▸ Work instructions
The required answer is every line of the data containing the word "google".

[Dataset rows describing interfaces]
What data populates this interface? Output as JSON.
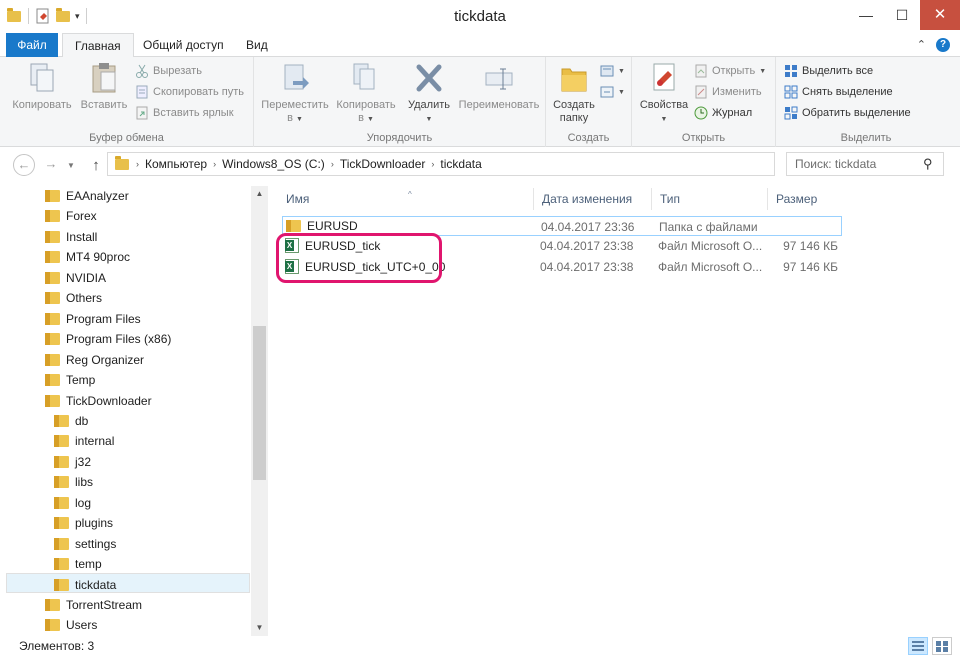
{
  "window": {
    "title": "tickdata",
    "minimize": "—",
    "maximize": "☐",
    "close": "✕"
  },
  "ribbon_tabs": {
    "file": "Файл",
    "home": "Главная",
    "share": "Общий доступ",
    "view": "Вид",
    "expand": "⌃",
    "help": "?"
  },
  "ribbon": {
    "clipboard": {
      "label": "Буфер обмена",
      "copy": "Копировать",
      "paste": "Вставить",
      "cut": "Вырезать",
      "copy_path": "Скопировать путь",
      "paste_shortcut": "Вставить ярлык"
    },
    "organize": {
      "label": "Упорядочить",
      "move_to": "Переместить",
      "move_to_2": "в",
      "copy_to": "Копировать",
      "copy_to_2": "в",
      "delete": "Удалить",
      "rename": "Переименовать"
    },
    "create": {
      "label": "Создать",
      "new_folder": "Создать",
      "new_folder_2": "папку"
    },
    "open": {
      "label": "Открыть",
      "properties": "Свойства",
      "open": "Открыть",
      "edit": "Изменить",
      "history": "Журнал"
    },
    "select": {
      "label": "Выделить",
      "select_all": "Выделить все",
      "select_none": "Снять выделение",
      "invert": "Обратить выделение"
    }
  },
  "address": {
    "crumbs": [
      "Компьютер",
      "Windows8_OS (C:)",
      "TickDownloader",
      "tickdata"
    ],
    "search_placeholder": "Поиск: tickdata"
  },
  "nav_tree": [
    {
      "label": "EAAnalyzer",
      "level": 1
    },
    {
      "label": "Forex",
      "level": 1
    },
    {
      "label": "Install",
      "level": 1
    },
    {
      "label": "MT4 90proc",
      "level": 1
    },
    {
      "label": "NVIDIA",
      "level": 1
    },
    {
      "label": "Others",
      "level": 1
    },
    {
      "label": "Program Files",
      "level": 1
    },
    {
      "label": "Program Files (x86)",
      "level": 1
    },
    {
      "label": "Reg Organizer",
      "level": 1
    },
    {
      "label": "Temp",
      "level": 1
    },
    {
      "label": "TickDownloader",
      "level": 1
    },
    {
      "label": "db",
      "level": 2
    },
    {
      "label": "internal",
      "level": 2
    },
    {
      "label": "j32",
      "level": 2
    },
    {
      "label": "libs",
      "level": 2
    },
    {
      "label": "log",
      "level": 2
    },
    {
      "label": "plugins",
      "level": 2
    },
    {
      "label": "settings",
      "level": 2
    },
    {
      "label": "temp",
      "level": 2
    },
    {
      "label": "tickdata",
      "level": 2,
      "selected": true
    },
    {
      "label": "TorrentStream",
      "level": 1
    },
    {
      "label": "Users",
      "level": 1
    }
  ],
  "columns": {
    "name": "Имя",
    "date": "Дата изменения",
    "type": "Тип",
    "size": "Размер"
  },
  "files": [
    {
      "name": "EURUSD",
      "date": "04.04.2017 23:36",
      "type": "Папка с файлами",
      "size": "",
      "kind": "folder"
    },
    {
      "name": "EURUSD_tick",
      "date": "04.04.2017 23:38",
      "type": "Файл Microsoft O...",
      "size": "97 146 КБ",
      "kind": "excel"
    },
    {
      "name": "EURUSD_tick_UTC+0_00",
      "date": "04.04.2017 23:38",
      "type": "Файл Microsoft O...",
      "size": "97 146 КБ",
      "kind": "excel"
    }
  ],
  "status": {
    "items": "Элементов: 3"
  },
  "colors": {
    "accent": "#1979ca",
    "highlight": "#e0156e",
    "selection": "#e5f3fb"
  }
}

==

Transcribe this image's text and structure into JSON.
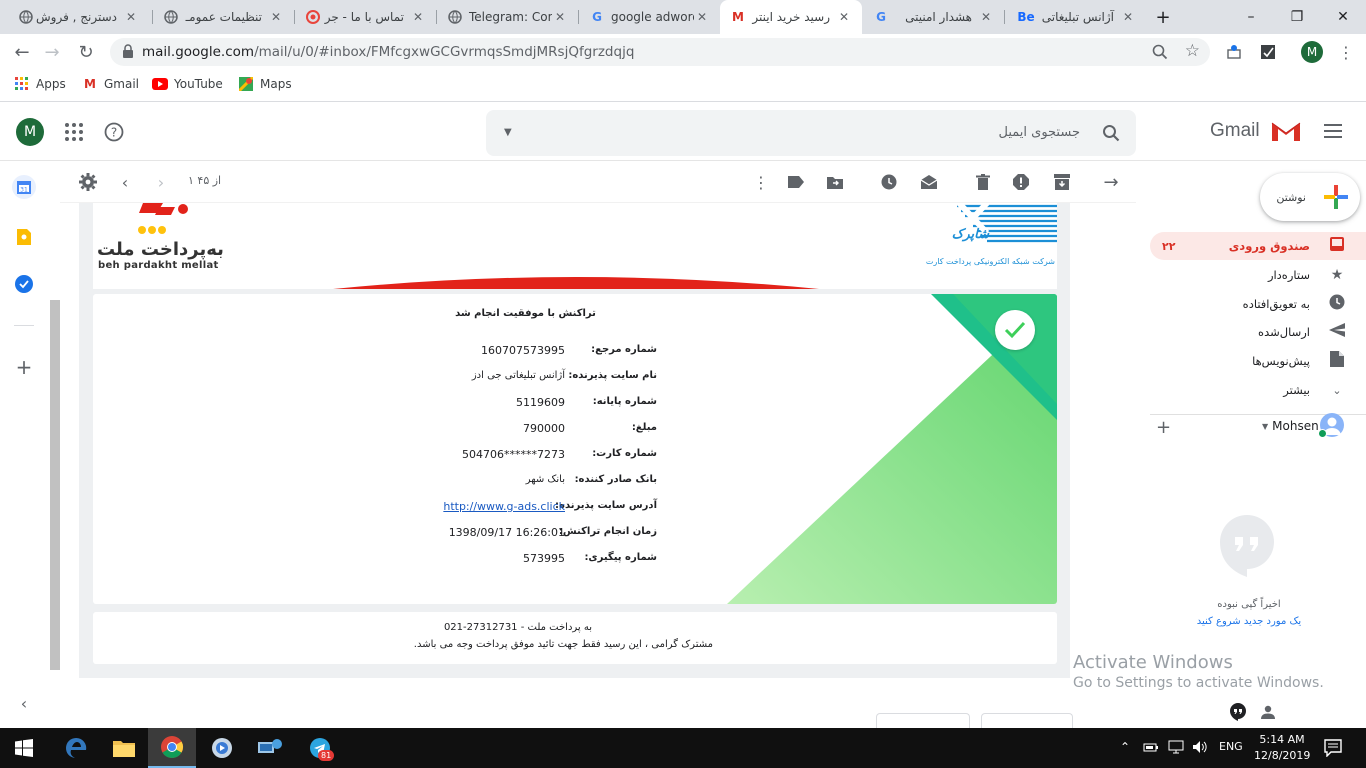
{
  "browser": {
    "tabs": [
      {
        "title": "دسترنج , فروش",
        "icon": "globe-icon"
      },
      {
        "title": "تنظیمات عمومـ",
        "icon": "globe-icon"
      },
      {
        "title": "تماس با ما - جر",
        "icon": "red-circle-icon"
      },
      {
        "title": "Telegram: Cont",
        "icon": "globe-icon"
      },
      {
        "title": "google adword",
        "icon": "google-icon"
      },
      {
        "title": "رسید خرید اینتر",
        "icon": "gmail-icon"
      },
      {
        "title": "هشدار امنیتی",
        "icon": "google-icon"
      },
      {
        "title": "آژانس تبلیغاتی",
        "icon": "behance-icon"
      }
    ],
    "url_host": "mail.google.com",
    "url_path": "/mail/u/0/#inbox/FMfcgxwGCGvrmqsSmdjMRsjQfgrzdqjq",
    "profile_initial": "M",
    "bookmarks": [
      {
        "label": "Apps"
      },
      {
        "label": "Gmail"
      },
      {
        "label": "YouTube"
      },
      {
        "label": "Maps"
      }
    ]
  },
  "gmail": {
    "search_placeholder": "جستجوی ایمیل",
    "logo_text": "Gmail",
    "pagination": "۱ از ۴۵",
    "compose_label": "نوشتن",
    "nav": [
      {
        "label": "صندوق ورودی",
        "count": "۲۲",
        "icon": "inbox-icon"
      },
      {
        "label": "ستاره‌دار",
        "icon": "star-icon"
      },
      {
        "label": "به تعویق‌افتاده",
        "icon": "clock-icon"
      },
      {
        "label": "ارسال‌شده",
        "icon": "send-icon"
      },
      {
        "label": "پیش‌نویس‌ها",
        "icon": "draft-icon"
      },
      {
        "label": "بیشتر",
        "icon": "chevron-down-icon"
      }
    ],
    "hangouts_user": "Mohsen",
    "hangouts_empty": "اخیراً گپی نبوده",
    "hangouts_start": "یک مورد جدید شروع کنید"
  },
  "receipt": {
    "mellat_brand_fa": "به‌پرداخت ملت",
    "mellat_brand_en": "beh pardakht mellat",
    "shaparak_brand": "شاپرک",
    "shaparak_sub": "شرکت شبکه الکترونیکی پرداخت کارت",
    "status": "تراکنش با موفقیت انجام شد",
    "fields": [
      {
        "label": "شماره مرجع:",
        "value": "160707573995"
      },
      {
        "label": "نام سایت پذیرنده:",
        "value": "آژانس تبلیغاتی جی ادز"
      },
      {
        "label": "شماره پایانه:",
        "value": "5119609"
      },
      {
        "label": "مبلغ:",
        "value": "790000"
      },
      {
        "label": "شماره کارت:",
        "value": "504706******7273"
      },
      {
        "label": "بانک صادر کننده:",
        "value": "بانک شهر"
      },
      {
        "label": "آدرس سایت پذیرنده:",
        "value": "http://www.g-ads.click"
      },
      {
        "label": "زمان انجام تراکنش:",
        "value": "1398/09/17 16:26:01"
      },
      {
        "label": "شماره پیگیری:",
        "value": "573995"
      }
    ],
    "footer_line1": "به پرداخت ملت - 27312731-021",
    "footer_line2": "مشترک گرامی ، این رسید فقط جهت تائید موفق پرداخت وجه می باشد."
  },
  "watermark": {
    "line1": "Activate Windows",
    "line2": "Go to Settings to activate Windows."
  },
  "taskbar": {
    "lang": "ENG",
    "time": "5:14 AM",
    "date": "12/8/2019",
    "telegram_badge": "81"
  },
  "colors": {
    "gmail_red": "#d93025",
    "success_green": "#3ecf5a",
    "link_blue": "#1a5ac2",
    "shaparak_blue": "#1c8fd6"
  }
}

▸ Task response
        "title": "google adword",
        "icon": "google-icon"
        "icon": "google-icon"
    "url_host": "mail.google.com",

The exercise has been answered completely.